A novel peptide-conjugated cytotoxic prodrug selectively activated by Fibroblast Activation Protein alpha (FAP) was designed and demonstrated therapeutic efficacy against breast cancer xenografts. FAP is a membrane-bound serine protease of the dipeptidyl peptidase (DPP) family with both dipeptidase and gelatinase activity. Many cancers, including breast, have been shown to induce a reactive stroma characterized by the recruitment of reactive fibroblasts and various inflammatory cells, increased secretion of growth factors and proteases, induction of angiogenesis, and the formation of an altered extracellular matrix (ECM). FAP has been shown to be up-regulated on the surface of these reactive or carcinoma-associated fibroblasts (CAFs) in the stroma of >90% of solid tumors examined in one series of frozen human tissue specimens, but not on cancerous epithelial or adjacent normal tissue. This proteolytic activity was used to define a FAP-selective peptide substrate based on cleavage sites from the digestion of gelatin derived from human collagen I. The hydrolysis kinetics of these substrates by FAP was evaluated in vitro and the leading candidates were coupled to thapsigargin analogs to generate putative FAP-activated prodrugs. Thapsigargin is a natural plant product that inhibits the SERCA pump present in all cell types and non-selectively induces apoptosis with a mean GI50 of [0.3nM]. These prodrugs were evaluated in vitro on a variety of parameters including activation/proteolysis by FAP, ability to induce the efflux of Ca2+ from the sarcoplasmic/endoplasmic reticulum, solubility, plasma stability and the inhibition of cell growth with an IC50 of ∼[3nM] against the human breast cancer cell line MCF-7. These prodrugs were further evaluated in vivo using MCF-7 xenografts as a model of breast cancer. These drugs were shown to be generally well-tolerated and showed a significant inhibition of tumor growth in this model. Additionally, non-FAP cleavable analogs based on the amino acid sequence of the lead prodrug were generated and tumors treated with these compounds did not regress. Tumors from both treated and control animals were harvested and biodistribution studies were performed demonstrating an accumulation of the active compound in the tumors treated with the FAP-selective prodrugs. Immunohistochemical analysis of these tumors confirmed that significant necrosis was present in the FAP-selective prodrug treated tumors, but not in the tumors from the animals treated with a non-FAP cleavable prodrug nor the untreated tumor controls at 72hrs-post treatment. These studies demonstrate that exploiting the enzymatic activity of FAP is a viable target for chemotherapeutic prodrug activation and that this strategy results in an inhibition of tumor growth in this model of breast cancer.

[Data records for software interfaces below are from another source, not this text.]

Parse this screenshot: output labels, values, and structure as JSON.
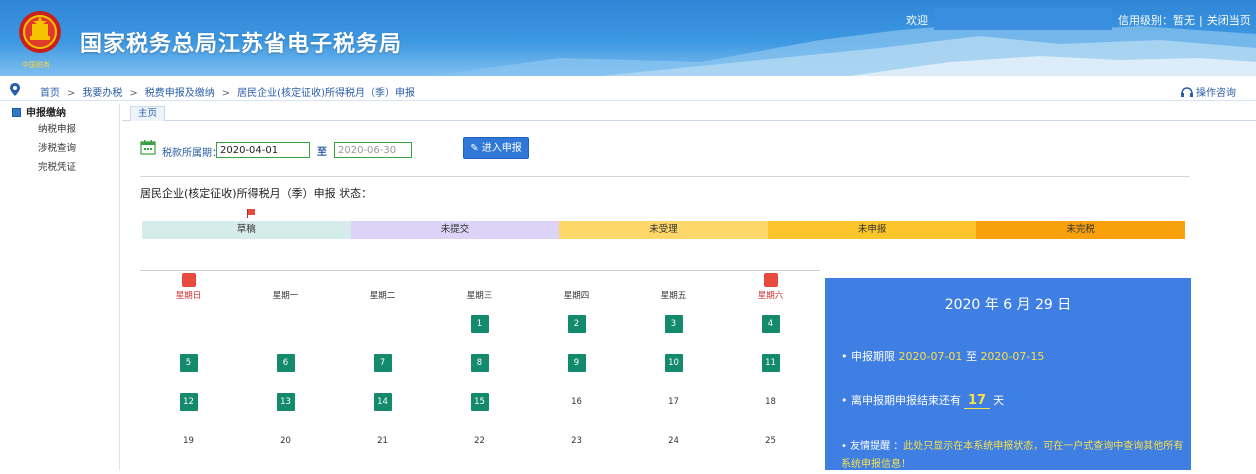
{
  "header": {
    "site_title": "国家税务总局江苏省电子税务局",
    "emblem_caption": "中国税务",
    "welcome": "欢迎",
    "credit_label": "信用级别：暂无",
    "separator": "|",
    "close_link": "关闭当页"
  },
  "breadcrumb": {
    "items": [
      "首页",
      "我要办税",
      "税费申报及缴纳",
      "居民企业(核定征收)所得税月（季）申报"
    ],
    "separator": ">",
    "help_link": "操作咨询"
  },
  "sidebar": {
    "section": "申报缴纳",
    "items": [
      "纳税申报",
      "涉税查询",
      "完税凭证"
    ]
  },
  "tabs": [
    "主页"
  ],
  "period": {
    "label": "税款所属期：",
    "start": "2020-04-01",
    "to": "至",
    "end": "2020-06-30",
    "enter_button": "进入申报"
  },
  "status_title": "居民企业(核定征收)所得税月（季）申报 状态：",
  "legend": [
    {
      "label": "草稿",
      "color": "#d6ecec"
    },
    {
      "label": "未提交",
      "color": "#dcd4f6"
    },
    {
      "label": "未受理",
      "color": "#fdd76a"
    },
    {
      "label": "未申报",
      "color": "#fbc52b"
    },
    {
      "label": "未完税",
      "color": "#f9a10d"
    }
  ],
  "calendar": {
    "weekdays": [
      "星期日",
      "星期一",
      "星期二",
      "星期三",
      "星期四",
      "星期五",
      "星期六"
    ],
    "weeks": [
      [
        null,
        null,
        null,
        "1",
        "2",
        "3",
        "4"
      ],
      [
        "5",
        "6",
        "7",
        "8",
        "9",
        "10",
        "11"
      ],
      [
        "12",
        "13",
        "14",
        "15",
        "16",
        "17",
        "18"
      ],
      [
        "19",
        "20",
        "21",
        "22",
        "23",
        "24",
        "25"
      ]
    ],
    "highlighted_through": 15
  },
  "info": {
    "date": "2020 年 6 月 29 日",
    "deadline_label": "• 申报期限",
    "deadline_start": "2020-07-01",
    "deadline_to": "至",
    "deadline_end": "2020-07-15",
    "remaining_prefix": "• 离申报期申报结束还有",
    "remaining_days": "17",
    "remaining_suffix": "天",
    "tip_label": "• 友情提醒 ：",
    "tip_text": "此处只显示在本系统申报状态，可在一户式查询中查询其他所有系统申报信息！"
  },
  "colors": {
    "banner": "#3d98e2",
    "calendar_day": "#138a6b",
    "info_panel": "#3f7fe3",
    "accent_yellow": "#f8e04a",
    "weekend": "#d03030"
  }
}
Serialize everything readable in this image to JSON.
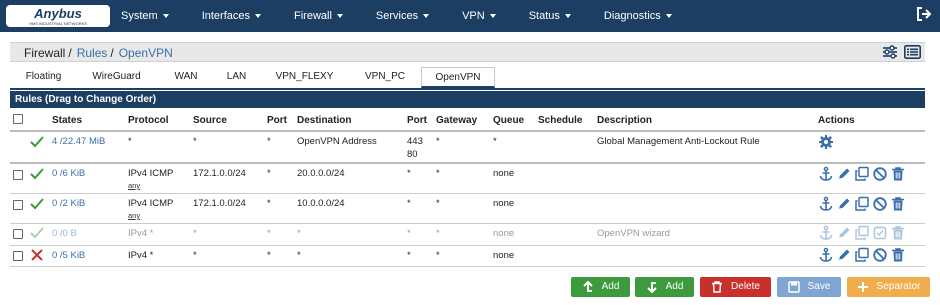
{
  "brand": {
    "name": "Anybus",
    "tagline": "HMS INDUSTRIAL NETWORKS"
  },
  "nav": [
    {
      "label": "System"
    },
    {
      "label": "Interfaces"
    },
    {
      "label": "Firewall"
    },
    {
      "label": "Services"
    },
    {
      "label": "VPN"
    },
    {
      "label": "Status"
    },
    {
      "label": "Diagnostics"
    }
  ],
  "breadcrumb": {
    "root": "Firewall",
    "sep1": "/",
    "rules": "Rules",
    "sep2": "/",
    "current": "OpenVPN"
  },
  "tabs": [
    "Floating",
    "WireGuard",
    "WAN",
    "LAN",
    "VPN_FLEXY",
    "VPN_PC",
    "OpenVPN"
  ],
  "active_tab": "OpenVPN",
  "panel_title": "Rules (Drag to Change Order)",
  "columns": {
    "states": "States",
    "protocol": "Protocol",
    "source": "Source",
    "port": "Port",
    "destination": "Destination",
    "dport": "Port",
    "gateway": "Gateway",
    "queue": "Queue",
    "schedule": "Schedule",
    "description": "Description",
    "actions": "Actions"
  },
  "rows": [
    {
      "states": "4 /22.47 MiB",
      "protocol": "*",
      "protocol_sub": "",
      "source": "*",
      "port": "*",
      "destination": "OpenVPN Address",
      "dport": "443",
      "dport2": "80",
      "gateway": "*",
      "queue": "*",
      "schedule": "",
      "description": "Global Management Anti-Lockout Rule",
      "status": "pass",
      "disabled": false
    },
    {
      "states": "0 /6 KiB",
      "protocol": "IPv4 ICMP",
      "protocol_sub": "any",
      "source": "172.1.0.0/24",
      "port": "*",
      "destination": "20.0.0.0/24",
      "dport": "*",
      "dport2": "",
      "gateway": "*",
      "queue": "none",
      "schedule": "",
      "description": "",
      "status": "pass",
      "disabled": false
    },
    {
      "states": "0 /2 KiB",
      "protocol": "IPv4 ICMP",
      "protocol_sub": "any",
      "source": "172.1.0.0/24",
      "port": "*",
      "destination": "10.0.0.0/24",
      "dport": "*",
      "dport2": "",
      "gateway": "*",
      "queue": "none",
      "schedule": "",
      "description": "",
      "status": "pass",
      "disabled": false
    },
    {
      "states": "0 /0 B",
      "protocol": "IPv4 *",
      "protocol_sub": "",
      "source": "*",
      "port": "*",
      "destination": "*",
      "dport": "*",
      "dport2": "",
      "gateway": "*",
      "queue": "none",
      "schedule": "",
      "description": "OpenVPN wizard",
      "status": "pass",
      "disabled": true
    },
    {
      "states": "0 /5 KiB",
      "protocol": "IPv4 *",
      "protocol_sub": "",
      "source": "*",
      "port": "*",
      "destination": "*",
      "dport": "*",
      "dport2": "",
      "gateway": "*",
      "queue": "none",
      "schedule": "",
      "description": "",
      "status": "block",
      "disabled": false
    }
  ],
  "buttons": [
    {
      "label": "Add",
      "icon": "arrow-up-icon",
      "color": "#3d9a3d"
    },
    {
      "label": "Add",
      "icon": "arrow-down-icon",
      "color": "#3d9a3d"
    },
    {
      "label": "Delete",
      "icon": "trash-icon",
      "color": "#c9302c"
    },
    {
      "label": "Save",
      "icon": "save-icon",
      "color": "#7fa6d2"
    },
    {
      "label": "Separator",
      "icon": "plus-icon",
      "color": "#f0ad4e"
    }
  ],
  "colors": {
    "navbar": "#1c3e63",
    "link": "#3a6fad",
    "pass": "#3d9a3d",
    "block": "#c9302c"
  }
}
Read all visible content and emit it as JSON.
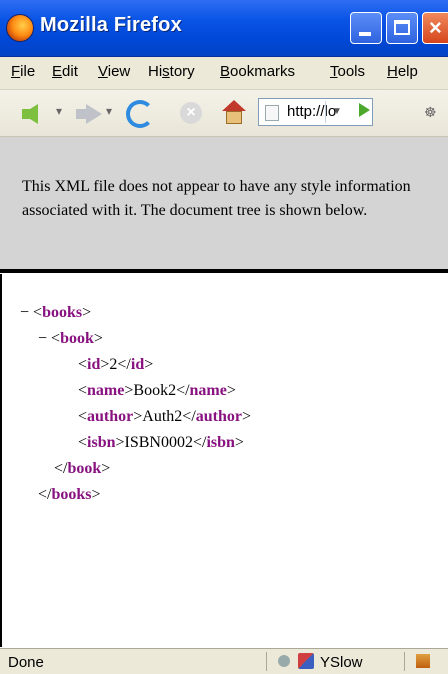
{
  "window": {
    "title": "Mozilla Firefox",
    "close_glyph": "×",
    "icon": "firefox-logo-icon"
  },
  "menu": {
    "items": [
      {
        "label": "File",
        "underline": "F"
      },
      {
        "label": "Edit",
        "underline": "E"
      },
      {
        "label": "View",
        "underline": "V"
      },
      {
        "label": "History",
        "underline": "s"
      },
      {
        "label": "Bookmarks",
        "underline": "B"
      },
      {
        "label": "Tools",
        "underline": "T"
      },
      {
        "label": "Help",
        "underline": "H"
      }
    ]
  },
  "toolbar": {
    "url": "http://lo",
    "icons": [
      "back-icon",
      "forward-icon",
      "reload-icon",
      "stop-icon",
      "home-icon",
      "go-icon"
    ]
  },
  "banner": {
    "message": "This XML file does not appear to have any style information associated with it. The document tree is shown below."
  },
  "xml": {
    "collapse_glyph": "−",
    "root_tag": "books",
    "child_tag": "book",
    "fields": [
      {
        "tag": "id",
        "value": "2"
      },
      {
        "tag": "name",
        "value": "Book2"
      },
      {
        "tag": "author",
        "value": "Auth2"
      },
      {
        "tag": "isbn",
        "value": "ISBN0002"
      }
    ]
  },
  "status": {
    "text": "Done",
    "addon_label": "YSlow"
  },
  "colors": {
    "titlebar": "#0a54e6",
    "xml_tag": "#881280",
    "banner_bg": "#d4d4d4"
  }
}
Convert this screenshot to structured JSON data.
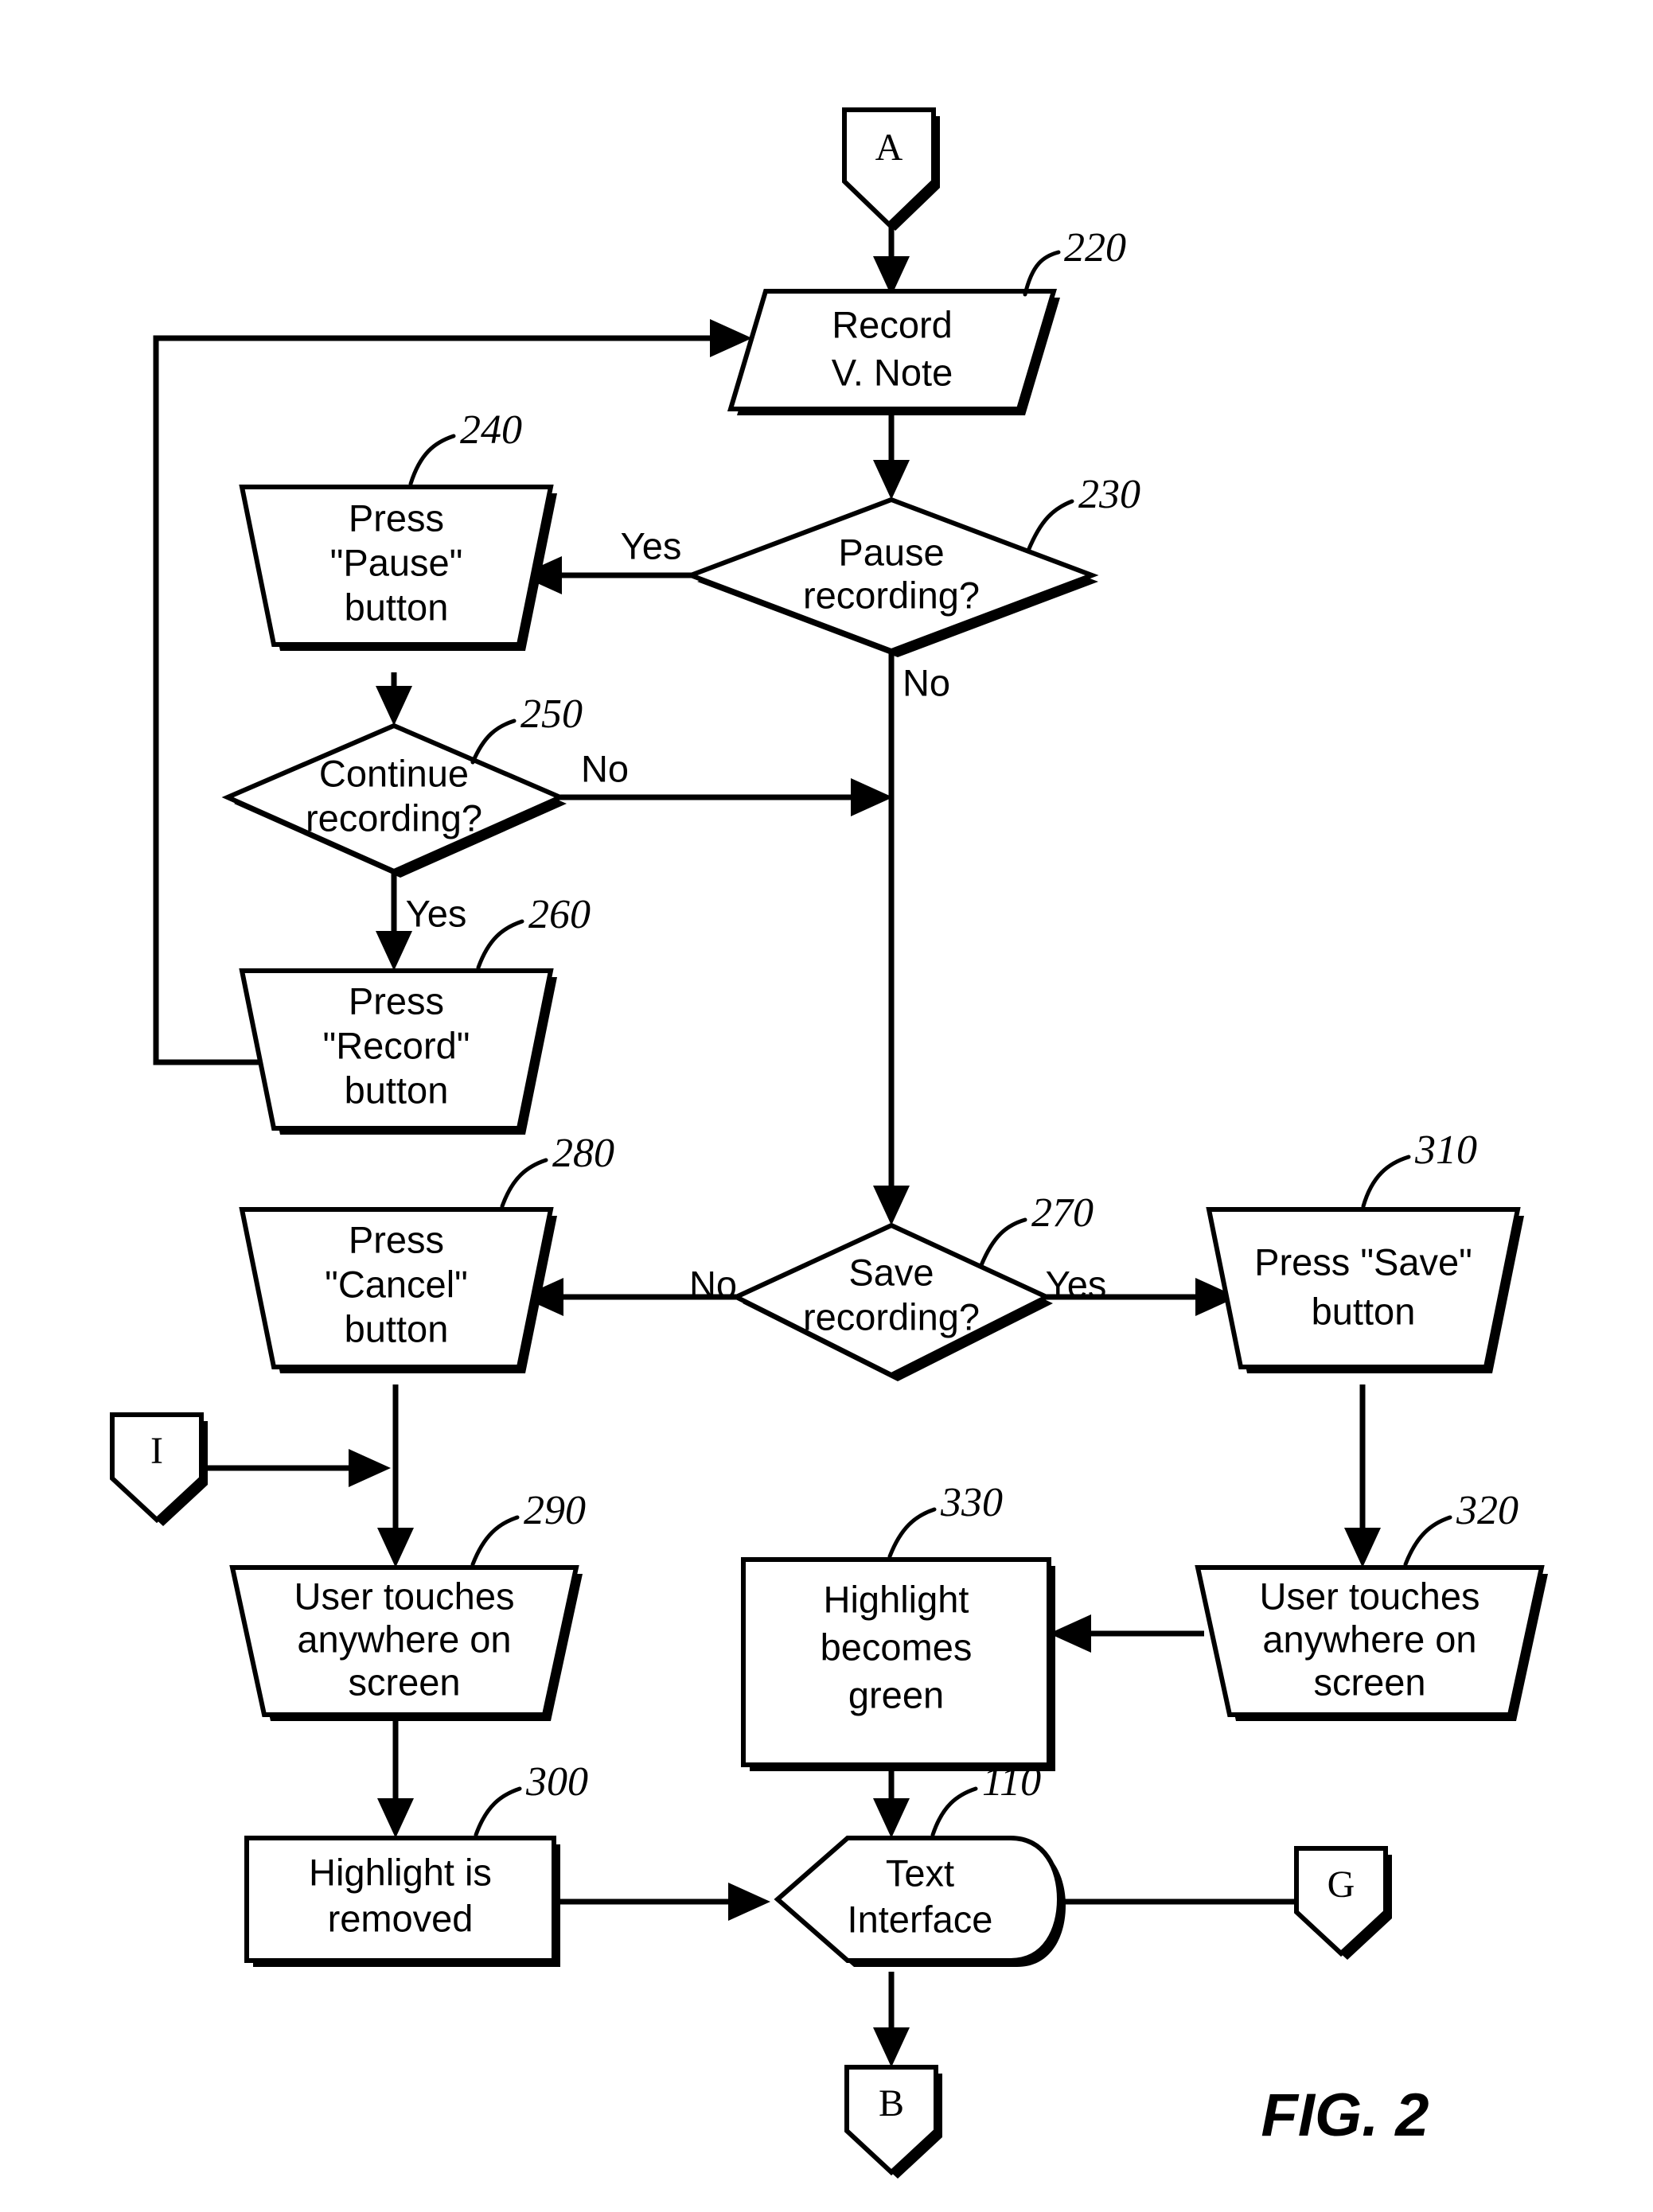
{
  "figure": {
    "caption": "FIG. 2"
  },
  "connectors": {
    "a": "A",
    "b": "B",
    "g": "G",
    "i": "I"
  },
  "nodes": [
    {
      "id": "220",
      "ref": "220",
      "shape": "parallelogram",
      "lines": [
        "Record",
        "V. Note"
      ]
    },
    {
      "id": "230",
      "ref": "230",
      "shape": "diamond",
      "lines": [
        "Pause",
        "recording?"
      ]
    },
    {
      "id": "240",
      "ref": "240",
      "shape": "trapezoid",
      "lines": [
        "Press",
        "\"Pause\"",
        "button"
      ]
    },
    {
      "id": "250",
      "ref": "250",
      "shape": "diamond",
      "lines": [
        "Continue",
        "recording?"
      ]
    },
    {
      "id": "260",
      "ref": "260",
      "shape": "trapezoid",
      "lines": [
        "Press",
        "\"Record\"",
        "button"
      ]
    },
    {
      "id": "270",
      "ref": "270",
      "shape": "diamond",
      "lines": [
        "Save",
        "recording?"
      ]
    },
    {
      "id": "280",
      "ref": "280",
      "shape": "trapezoid",
      "lines": [
        "Press",
        "\"Cancel\"",
        "button"
      ]
    },
    {
      "id": "290",
      "ref": "290",
      "shape": "trapezoid",
      "lines": [
        "User touches",
        "anywhere on",
        "screen"
      ]
    },
    {
      "id": "300",
      "ref": "300",
      "shape": "rectangle",
      "lines": [
        "Highlight is",
        "removed"
      ]
    },
    {
      "id": "310",
      "ref": "310",
      "shape": "trapezoid",
      "lines": [
        "Press \"Save\"",
        "button"
      ]
    },
    {
      "id": "320",
      "ref": "320",
      "shape": "trapezoid",
      "lines": [
        "User touches",
        "anywhere on",
        "screen"
      ]
    },
    {
      "id": "330",
      "ref": "330",
      "shape": "rectangle",
      "lines": [
        "Highlight",
        "becomes",
        "green"
      ]
    },
    {
      "id": "110",
      "ref": "110",
      "shape": "display",
      "lines": [
        "Text",
        "Interface"
      ]
    }
  ],
  "edge_labels": {
    "pause_yes": "Yes",
    "pause_no": "No",
    "continue_no": "No",
    "continue_yes": "Yes",
    "save_no": "No",
    "save_yes": "Yes"
  },
  "colors": {
    "stroke": "#000000",
    "fill": "#ffffff",
    "background": "#ffffff"
  }
}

Citation Format: {Authors}. {Abstract title} [abstract]. In: Proceedings of the 101st Annual Meeting of the American Association for Cancer Research; 2010 Apr 17-21; Washington, DC. Philadelphia (PA): AACR; Cancer Res 2010;70(8 Suppl):Abstract nr 1424.